### WHAT TO DO
Please repeat the data in full, character for character.

»»

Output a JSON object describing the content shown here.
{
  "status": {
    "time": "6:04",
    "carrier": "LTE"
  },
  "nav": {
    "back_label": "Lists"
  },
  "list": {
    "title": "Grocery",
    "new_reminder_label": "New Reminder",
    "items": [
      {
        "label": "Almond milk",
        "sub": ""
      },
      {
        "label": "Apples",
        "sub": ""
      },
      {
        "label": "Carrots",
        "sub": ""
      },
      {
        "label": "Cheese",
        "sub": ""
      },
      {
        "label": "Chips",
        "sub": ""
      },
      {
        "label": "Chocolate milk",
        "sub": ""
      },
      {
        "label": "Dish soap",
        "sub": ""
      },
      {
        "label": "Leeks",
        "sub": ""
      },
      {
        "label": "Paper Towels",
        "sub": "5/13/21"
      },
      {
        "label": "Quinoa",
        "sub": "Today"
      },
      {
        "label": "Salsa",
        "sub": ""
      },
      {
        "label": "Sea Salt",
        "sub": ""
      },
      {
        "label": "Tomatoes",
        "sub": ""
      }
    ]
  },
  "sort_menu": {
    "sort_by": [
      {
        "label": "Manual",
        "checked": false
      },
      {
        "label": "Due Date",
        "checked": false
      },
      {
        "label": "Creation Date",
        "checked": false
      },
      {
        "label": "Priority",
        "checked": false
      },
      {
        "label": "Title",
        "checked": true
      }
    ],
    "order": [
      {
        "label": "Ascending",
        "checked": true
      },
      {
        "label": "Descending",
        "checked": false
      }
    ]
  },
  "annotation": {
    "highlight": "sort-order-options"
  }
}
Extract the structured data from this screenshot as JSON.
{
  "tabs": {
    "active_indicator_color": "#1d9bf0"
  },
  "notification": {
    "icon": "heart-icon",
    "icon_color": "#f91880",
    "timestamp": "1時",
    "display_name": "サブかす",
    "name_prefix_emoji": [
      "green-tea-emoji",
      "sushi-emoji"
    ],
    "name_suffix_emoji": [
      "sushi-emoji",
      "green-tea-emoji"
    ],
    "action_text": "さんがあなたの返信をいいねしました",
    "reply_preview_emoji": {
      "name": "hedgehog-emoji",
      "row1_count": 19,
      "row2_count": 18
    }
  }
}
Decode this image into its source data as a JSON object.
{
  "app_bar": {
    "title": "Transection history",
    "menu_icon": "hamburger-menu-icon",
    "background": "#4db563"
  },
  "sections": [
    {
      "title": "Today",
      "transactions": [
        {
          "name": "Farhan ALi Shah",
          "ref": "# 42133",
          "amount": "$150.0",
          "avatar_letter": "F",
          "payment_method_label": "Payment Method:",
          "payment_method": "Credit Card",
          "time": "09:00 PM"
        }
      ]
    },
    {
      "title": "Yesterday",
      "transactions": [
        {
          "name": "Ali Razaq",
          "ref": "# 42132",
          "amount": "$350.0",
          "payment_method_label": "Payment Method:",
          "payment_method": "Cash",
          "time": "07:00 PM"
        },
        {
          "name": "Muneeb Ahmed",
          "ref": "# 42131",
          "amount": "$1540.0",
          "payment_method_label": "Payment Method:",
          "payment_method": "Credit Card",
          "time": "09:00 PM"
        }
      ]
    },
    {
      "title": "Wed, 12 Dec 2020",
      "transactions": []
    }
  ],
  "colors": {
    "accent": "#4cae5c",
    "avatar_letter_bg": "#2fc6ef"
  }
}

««

### SOLUTION TO THE EXERCISE
Output a JSON object describing the content shown here.
{
  "status": {
    "time": "6:04",
    "carrier": "LTE"
  },
  "nav": {
    "back_label": "Lists"
  },
  "list": {
    "title": "Grocery",
    "new_reminder_label": "New Reminder",
    "items": [
      {
        "label": "Almond milk",
        "sub": ""
      },
      {
        "label": "Apples",
        "sub": ""
      },
      {
        "label": "Carrots",
        "sub": ""
      },
      {
        "label": "Cheese",
        "sub": ""
      },
      {
        "label": "Chips",
        "sub": ""
      },
      {
        "label": "Chocolate milk",
        "sub": ""
      },
      {
        "label": "Dish soap",
        "sub": ""
      },
      {
        "label": "Leeks",
        "sub": ""
      },
      {
        "label": "Paper Towels",
        "sub": "5/13/21"
      },
      {
        "label": "Quinoa",
        "sub": "Today"
      },
      {
        "label": "Salsa",
        "sub": ""
      },
      {
        "label": "Sea Salt",
        "sub": ""
      },
      {
        "label": "Tomatoes",
        "sub": ""
      }
    ]
  },
  "sort_menu": {
    "sort_by": [
      {
        "label": "Manual",
        "checked": false
      },
      {
        "label": "Due Date",
        "checked": false
      },
      {
        "label": "Creation Date",
        "checked": false
      },
      {
        "label": "Priority",
        "checked": false
      },
      {
        "label": "Title",
        "checked": true
      }
    ],
    "order": [
      {
        "label": "Ascending",
        "checked": true
      },
      {
        "label": "Descending",
        "checked": false
      }
    ]
  },
  "annotation": {
    "highlight": "sort-order-options"
  }
}
Extract the structured data from this screenshot as JSON.
{
  "tabs": {
    "active_indicator_color": "#1d9bf0"
  },
  "notification": {
    "icon": "heart-icon",
    "icon_color": "#f91880",
    "timestamp": "1時",
    "display_name": "サブかす",
    "name_prefix_emoji": [
      "green-tea-emoji",
      "sushi-emoji"
    ],
    "name_suffix_emoji": [
      "sushi-emoji",
      "green-tea-emoji"
    ],
    "action_text": "さんがあなたの返信をいいねしました",
    "reply_preview_emoji": {
      "name": "hedgehog-emoji",
      "row1_count": 19,
      "row2_count": 18
    }
  }
}
Decode this image into its source data as a JSON object.
{
  "app_bar": {
    "title": "Transection history",
    "menu_icon": "hamburger-menu-icon",
    "background": "#4db563"
  },
  "sections": [
    {
      "title": "Today",
      "transactions": [
        {
          "name": "Farhan ALi Shah",
          "ref": "# 42133",
          "amount": "$150.0",
          "avatar_letter": "F",
          "payment_method_label": "Payment Method:",
          "payment_method": "Credit Card",
          "time": "09:00 PM"
        }
      ]
    },
    {
      "title": "Yesterday",
      "transactions": [
        {
          "name": "Ali Razaq",
          "ref": "# 42132",
          "amount": "$350.0",
          "payment_method_label": "Payment Method:",
          "payment_method": "Cash",
          "time": "07:00 PM"
        },
        {
          "name": "Muneeb Ahmed",
          "ref": "# 42131",
          "amount": "$1540.0",
          "payment_method_label": "Payment Method:",
          "payment_method": "Credit Card",
          "time": "09:00 PM"
        }
      ]
    },
    {
      "title": "Wed, 12 Dec 2020",
      "transactions": []
    }
  ],
  "colors": {
    "accent": "#4cae5c",
    "avatar_letter_bg": "#2fc6ef"
  }
}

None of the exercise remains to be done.